During the winter months, my weekly conversation with my Dad usually involves the weather. He tells me how it is eighty degrees outside in the San Fernando Valley while the wind chill touches zero here in New York. Then I counter in a semi-joking manner that goes something like this: "Well Dad, you live in a desert, of course it's warm, but at least we get rain here."
While it is funny over the phone, the future implications of that warm, dry weather are extremely dangerous for a part of the country that keeps growing in population yet is seeing its average precipitation amounts falling. Scientists continue to study the problem, but the more they pore over the data, the worse the outlook becomes.
From The NY Times:
On top of all that disheartening news concerning climate predictions, the article forgets to take population growth into account. Cities throughout the west are growing at exponential rates and they simply cannot take consume more for what the area allows. Here on the east coast, twenty million people in the NYC area have no problem getting water from the watershed upstate. We consume a lot, but there is more than enough supply. We even waste millions of gallons a year from faulty pipes and it is still ok (though that really should be fixed). Out in the west, every drop counts, and there are simply too many people for a decreasing amount of water.
The work builds on an earlier study by the researchers that looked at whether Lake Mead, the huge reservoir behind Hoover Dam, would eventually go dry. For the current study, they tweaked their model of river inflows and outflows and looked at the delivery shortfalls that would be needed to keep Lake Mead at the lowest functioning level. The modifications in the model “didn’t really change any of our answers,” Dr. Barnett said. “It just made the study a lot stronger.”

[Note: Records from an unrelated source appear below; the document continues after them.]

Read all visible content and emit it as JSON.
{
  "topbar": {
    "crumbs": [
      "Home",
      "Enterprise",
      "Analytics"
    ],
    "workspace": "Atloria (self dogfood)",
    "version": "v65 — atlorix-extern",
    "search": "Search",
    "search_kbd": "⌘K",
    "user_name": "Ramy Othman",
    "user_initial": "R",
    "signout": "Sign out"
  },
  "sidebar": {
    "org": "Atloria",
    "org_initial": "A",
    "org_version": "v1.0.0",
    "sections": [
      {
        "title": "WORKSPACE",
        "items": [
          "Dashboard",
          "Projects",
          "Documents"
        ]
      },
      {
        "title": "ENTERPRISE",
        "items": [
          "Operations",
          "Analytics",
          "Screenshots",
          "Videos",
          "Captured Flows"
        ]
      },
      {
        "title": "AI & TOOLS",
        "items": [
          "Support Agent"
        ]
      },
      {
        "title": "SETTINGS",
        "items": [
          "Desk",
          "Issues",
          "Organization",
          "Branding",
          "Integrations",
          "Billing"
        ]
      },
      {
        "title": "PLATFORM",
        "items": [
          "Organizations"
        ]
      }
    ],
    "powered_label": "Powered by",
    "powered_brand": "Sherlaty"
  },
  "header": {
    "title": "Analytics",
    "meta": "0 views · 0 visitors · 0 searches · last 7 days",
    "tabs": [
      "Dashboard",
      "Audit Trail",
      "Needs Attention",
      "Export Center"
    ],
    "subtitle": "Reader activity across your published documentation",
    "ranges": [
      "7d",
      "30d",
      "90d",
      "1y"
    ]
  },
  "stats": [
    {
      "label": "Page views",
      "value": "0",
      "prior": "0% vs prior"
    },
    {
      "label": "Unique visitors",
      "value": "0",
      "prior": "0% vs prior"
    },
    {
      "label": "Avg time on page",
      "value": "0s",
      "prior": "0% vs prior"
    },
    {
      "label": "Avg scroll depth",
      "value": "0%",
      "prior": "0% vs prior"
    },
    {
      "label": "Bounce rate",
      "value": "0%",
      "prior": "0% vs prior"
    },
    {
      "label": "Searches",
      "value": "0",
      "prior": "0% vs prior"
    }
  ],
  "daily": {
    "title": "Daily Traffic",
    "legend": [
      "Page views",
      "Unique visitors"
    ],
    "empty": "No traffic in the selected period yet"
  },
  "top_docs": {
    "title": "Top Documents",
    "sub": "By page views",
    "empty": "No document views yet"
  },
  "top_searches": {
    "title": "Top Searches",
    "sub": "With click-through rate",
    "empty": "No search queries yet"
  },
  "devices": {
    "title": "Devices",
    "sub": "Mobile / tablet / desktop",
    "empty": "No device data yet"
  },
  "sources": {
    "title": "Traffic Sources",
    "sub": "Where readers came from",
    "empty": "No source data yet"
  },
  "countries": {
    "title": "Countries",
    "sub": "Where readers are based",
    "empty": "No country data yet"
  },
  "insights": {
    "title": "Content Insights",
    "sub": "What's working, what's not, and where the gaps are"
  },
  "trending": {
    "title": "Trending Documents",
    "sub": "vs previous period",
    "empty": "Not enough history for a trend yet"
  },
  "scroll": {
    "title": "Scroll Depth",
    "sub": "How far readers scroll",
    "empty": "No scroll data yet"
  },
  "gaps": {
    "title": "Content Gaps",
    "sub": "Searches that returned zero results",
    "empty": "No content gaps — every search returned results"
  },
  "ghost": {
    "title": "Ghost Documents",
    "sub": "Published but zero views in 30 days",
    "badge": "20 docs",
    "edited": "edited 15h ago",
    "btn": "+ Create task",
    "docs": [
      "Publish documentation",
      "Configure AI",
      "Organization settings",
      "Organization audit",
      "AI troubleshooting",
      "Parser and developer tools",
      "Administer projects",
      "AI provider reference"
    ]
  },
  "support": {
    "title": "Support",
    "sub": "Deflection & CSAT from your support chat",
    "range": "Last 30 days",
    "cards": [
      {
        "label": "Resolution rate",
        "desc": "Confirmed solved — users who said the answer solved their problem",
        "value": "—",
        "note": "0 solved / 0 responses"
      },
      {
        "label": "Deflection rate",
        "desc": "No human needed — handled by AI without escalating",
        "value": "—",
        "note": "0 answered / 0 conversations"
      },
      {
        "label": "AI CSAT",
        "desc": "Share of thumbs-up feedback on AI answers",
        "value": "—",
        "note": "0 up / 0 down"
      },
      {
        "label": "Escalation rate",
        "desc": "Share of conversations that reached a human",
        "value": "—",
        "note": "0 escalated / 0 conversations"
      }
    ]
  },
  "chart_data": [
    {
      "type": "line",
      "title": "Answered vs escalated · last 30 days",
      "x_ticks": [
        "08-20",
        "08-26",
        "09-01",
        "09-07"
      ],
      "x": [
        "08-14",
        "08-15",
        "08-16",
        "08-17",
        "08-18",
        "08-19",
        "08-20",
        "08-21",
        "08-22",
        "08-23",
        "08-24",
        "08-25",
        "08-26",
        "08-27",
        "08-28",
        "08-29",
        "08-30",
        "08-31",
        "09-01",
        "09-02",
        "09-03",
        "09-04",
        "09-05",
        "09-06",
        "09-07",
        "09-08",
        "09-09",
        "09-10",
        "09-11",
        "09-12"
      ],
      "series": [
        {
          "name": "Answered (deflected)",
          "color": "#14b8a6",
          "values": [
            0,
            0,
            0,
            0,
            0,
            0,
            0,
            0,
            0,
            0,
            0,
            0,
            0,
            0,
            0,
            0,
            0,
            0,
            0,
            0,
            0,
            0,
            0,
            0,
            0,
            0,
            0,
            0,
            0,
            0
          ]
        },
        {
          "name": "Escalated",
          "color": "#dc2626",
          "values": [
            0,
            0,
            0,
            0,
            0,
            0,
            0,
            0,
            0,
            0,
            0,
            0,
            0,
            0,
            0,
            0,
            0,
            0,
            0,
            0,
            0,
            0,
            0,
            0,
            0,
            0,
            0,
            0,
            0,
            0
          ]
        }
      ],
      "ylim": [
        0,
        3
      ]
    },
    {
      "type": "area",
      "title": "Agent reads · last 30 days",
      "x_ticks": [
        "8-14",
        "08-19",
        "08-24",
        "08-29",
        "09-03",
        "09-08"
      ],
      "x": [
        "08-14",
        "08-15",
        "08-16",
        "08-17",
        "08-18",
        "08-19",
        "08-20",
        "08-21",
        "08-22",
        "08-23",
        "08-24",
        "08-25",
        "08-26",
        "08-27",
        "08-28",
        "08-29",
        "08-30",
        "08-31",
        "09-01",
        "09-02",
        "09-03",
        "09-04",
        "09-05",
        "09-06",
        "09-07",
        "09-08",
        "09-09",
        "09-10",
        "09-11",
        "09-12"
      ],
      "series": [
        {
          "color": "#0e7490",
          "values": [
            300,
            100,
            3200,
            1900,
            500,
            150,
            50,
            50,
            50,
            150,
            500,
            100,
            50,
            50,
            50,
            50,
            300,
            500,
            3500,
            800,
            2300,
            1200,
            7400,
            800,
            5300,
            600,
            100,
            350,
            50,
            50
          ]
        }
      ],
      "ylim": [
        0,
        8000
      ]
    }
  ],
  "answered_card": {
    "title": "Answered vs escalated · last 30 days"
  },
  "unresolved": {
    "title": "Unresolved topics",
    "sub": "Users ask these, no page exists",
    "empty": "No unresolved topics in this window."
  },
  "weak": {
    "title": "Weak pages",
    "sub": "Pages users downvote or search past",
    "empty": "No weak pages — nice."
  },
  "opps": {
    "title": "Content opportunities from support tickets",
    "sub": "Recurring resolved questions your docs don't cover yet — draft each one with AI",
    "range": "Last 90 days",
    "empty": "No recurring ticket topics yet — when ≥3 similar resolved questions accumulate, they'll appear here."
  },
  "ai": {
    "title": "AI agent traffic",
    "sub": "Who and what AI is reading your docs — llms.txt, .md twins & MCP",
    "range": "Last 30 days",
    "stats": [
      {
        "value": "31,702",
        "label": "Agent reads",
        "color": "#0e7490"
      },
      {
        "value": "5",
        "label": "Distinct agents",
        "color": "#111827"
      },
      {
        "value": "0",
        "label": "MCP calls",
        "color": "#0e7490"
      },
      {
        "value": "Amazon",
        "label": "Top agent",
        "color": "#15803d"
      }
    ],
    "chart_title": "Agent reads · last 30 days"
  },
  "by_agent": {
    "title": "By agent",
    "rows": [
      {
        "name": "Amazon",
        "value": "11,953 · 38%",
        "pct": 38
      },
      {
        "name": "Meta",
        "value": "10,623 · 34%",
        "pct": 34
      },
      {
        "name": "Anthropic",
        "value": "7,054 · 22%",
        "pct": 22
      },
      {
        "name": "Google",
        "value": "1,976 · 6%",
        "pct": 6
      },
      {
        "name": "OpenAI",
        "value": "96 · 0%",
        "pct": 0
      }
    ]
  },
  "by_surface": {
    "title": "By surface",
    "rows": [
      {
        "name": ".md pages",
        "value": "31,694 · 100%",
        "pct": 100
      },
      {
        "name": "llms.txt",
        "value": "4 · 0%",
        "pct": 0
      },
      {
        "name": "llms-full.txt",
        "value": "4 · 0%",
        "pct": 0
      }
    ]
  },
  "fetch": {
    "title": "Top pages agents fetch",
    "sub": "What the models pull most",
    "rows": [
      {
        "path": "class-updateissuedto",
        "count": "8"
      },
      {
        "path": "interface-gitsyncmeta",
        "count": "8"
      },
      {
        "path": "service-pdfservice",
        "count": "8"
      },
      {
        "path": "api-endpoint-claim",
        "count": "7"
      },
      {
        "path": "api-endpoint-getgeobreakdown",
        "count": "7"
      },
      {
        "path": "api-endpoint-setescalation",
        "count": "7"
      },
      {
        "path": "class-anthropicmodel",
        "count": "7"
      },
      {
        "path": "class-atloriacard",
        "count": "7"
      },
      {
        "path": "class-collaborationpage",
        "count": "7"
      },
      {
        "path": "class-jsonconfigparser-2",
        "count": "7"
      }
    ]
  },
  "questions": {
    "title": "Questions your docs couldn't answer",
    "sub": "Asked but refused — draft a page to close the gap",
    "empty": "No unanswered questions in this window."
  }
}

The study found that, with a 20 percent reduction in runoff, by 2050 nearly 9 of every 10 scheduled deliveries would be missed. But the problem may be even worse, because the allotments were determined in the 20th century, when, according to tree-ring data, the region was wetter than normal. So if drier conditions persist, delivery shortfalls will be even greater.Water deliveries would have to be reduced, something that is achievable through conservation, water reuse and other measures. “We are hopeful that this would serve to get people to sit down now and see what options look realistic,” Dr. Barnett said, “before you have a crisis on your hands.”